What you need to ask yourself: What are you signalling? Does this fit with what your consumers value? How are you letting them know you fit with their life? What stories are you telling? 

  • Meet customers where they are 

With showrooms and stores all over the country closed due to coronavirus restrictions, and a wider, global shift to online commerce already happening, consumers are far more likely to buy bigger ticket items either online or omni-channel. Connections used to be formed in the store or showroom. A consumer could ask questions, check out the product, and feel its quality. Rich narratives and strong values are only useful if the consumer can access them, and in an unpredictable landscape, if you’re relying on traditional sales channels and expecting things to get back to ‘normal’, you’ll be missing out. Furniture brands need to embrace new technology and meet customers where they are, build their brands and discover new ways for customers to experience their products. 

Other sectors have already started to work in this space. Streetwear brand Pangaia launched their insulated collection inside a virtual Arctic wasteland, allowing consumers to explore their products with interactive pieces and embedded videos, all the while keeping their sustainability message (don’t forget the ice caps are melting) ticking away in the background. In the housing sector, property developers Urban Splash have gone beyond virtual viewings – allowing potential buyers to completely configure their own house and book viewings all in one place. 

What you need to ask yourself: What experience are you providing? What role can technology play in your customer journey? How will you engage with customers where they are?

So

The last year has changed people, and it follows that brands must develop an ability to adapt in order to keep up. The brands that adapt to change will thrive. We believe this year you need to consider: 

Your function in a space, as consumers’ demands from space change. 

The way in which you voice your views, as people scrutinise responsibility. 

Signalling the right thing to consumers who are increasingly values-led.

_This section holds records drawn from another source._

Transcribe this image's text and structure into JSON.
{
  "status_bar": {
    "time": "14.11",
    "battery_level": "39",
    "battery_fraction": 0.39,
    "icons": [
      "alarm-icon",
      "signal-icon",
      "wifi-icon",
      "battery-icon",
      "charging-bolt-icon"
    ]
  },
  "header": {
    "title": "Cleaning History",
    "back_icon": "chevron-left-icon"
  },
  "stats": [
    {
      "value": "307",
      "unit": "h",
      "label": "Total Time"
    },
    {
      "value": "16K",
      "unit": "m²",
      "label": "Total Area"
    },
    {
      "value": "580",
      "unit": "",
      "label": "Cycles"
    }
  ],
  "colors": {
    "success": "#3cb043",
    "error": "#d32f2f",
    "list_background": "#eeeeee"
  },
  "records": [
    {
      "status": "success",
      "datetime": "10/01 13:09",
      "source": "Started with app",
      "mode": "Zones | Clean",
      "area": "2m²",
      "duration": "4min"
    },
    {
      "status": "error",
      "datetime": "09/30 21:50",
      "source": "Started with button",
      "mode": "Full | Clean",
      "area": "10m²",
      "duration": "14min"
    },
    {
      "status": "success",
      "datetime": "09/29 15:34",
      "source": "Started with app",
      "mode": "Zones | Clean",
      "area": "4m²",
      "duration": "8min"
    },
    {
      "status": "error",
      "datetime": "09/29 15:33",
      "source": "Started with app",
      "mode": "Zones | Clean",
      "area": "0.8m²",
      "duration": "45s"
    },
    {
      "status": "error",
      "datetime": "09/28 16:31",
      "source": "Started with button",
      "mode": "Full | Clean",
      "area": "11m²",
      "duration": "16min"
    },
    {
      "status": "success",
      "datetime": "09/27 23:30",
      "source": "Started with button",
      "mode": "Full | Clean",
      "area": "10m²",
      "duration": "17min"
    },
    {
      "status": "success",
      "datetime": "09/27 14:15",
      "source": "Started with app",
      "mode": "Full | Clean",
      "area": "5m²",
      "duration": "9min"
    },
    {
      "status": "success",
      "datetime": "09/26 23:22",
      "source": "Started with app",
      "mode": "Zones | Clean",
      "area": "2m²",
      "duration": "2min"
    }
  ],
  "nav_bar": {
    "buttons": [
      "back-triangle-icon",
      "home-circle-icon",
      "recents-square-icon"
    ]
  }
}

Meeting your customers where they are, as the hole that traditional showrooms have left grows. 

If you don’t adapt to change, you risk having the rug pulled out from under you.